A Beginner’s Guide to Poker


In poker, you bet money to win a hand. There are several types of bets, but the most common ones are called antes, blinds, and bring-ins. Once all of these bets have been placed, the dealer will reveal five community cards to the table. These cards can be used by every player to create a winning hand of 5 cards.

The game of poker has a long and rich history. Many people believe it began in China, but there are also claims that it originated in Europe and the Americas. Whatever its origin, it has since become one of the most popular card games in the world. Today, there are many different variations of the game, but most share the same basic rules and strategy.

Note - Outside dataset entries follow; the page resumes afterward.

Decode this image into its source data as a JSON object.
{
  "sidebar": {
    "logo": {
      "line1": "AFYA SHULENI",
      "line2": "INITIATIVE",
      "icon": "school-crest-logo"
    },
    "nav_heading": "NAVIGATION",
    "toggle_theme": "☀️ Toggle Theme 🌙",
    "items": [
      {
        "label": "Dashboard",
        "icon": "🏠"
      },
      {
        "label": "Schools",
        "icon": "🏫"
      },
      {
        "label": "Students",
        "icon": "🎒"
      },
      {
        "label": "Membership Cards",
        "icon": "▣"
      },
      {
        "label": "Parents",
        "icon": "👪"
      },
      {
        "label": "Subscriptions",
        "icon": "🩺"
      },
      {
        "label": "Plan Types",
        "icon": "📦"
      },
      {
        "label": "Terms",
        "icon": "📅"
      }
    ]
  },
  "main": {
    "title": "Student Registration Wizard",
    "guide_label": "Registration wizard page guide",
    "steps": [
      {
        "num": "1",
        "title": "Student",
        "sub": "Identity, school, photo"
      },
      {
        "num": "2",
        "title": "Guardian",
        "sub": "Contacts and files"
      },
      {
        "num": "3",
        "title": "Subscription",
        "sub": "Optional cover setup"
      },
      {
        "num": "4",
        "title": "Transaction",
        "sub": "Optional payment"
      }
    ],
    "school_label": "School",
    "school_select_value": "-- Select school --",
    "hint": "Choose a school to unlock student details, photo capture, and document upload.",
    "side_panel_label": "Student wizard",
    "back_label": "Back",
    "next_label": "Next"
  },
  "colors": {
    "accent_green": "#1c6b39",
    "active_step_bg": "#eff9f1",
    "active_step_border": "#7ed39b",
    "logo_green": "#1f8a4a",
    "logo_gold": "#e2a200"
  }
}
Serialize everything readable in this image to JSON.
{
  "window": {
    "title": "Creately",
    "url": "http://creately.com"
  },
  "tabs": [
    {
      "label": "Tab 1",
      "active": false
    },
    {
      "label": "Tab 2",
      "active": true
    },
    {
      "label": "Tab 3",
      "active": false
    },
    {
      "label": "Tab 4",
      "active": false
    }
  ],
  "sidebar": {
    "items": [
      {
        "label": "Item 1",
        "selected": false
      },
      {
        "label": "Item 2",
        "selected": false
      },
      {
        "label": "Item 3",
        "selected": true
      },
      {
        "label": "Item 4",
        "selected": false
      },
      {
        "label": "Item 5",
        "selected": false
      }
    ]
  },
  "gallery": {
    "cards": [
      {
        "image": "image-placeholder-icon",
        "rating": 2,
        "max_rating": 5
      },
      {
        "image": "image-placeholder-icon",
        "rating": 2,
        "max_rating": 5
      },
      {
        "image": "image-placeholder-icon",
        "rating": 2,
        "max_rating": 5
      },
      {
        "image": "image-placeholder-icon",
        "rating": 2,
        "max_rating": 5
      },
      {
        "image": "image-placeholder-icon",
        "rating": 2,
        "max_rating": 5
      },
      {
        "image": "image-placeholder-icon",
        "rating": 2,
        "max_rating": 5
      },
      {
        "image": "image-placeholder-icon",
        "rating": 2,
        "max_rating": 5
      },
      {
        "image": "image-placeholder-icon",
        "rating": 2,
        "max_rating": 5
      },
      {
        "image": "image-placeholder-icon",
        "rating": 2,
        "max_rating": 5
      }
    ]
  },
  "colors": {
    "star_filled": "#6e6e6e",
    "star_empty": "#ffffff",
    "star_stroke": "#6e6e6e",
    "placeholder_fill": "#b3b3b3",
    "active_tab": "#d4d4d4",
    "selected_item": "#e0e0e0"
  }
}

You play poker with chips, which are assigned a value before the game starts and then exchanged for cash by players in order to place bets. These chips are usually red, white, black, or blue and can be shaped in different ways. You can also find poker chips in other colors, and these are sometimes used as tournament chips.

A strong poker player learns to read the other players at the table. This involves observing their betting and raising behavior, as well as learning their tendencies. For example, a strong player will notice that an opponent calls their bets often or is reluctant to raise. This allows them to exploit these weak spots in the opponents’ game and win more hands.

One of the most important things a strong poker player must do is to avoid getting sucked into bad hands. This can be difficult, as human nature will always try to derail your plans. You might be tempted to call a big bet when you have terrible cards or to bluff when you don’t have the strength for it. The key is to stick with your plan, even when it’s boring or frustrating.

Another important skill a strong poker player must have is knowing when to fold. This is important because it will prevent you from throwing good money after bad hands. In other words, you must know when to “call a spade a spade.”

When you start out playing poker, it’s best to play at the lowest stakes possible. This will allow you to develop your skills without donating too much money to stronger players. As you gain more confidence, you can move up to higher stakes. This is a great way to improve your poker skills and make more money. However, be careful to not move up too quickly. If you do, you may end up losing more than you’d like to lose. Besides, you’ll have a hard time keeping your skills sharp if you constantly move up to higher stakes. It’s a lot easier to stay confident and relaxed if you keep your limits low. This will also help you avoid a lot of emotional stress when you play. This is crucial for success in poker, as well as in life!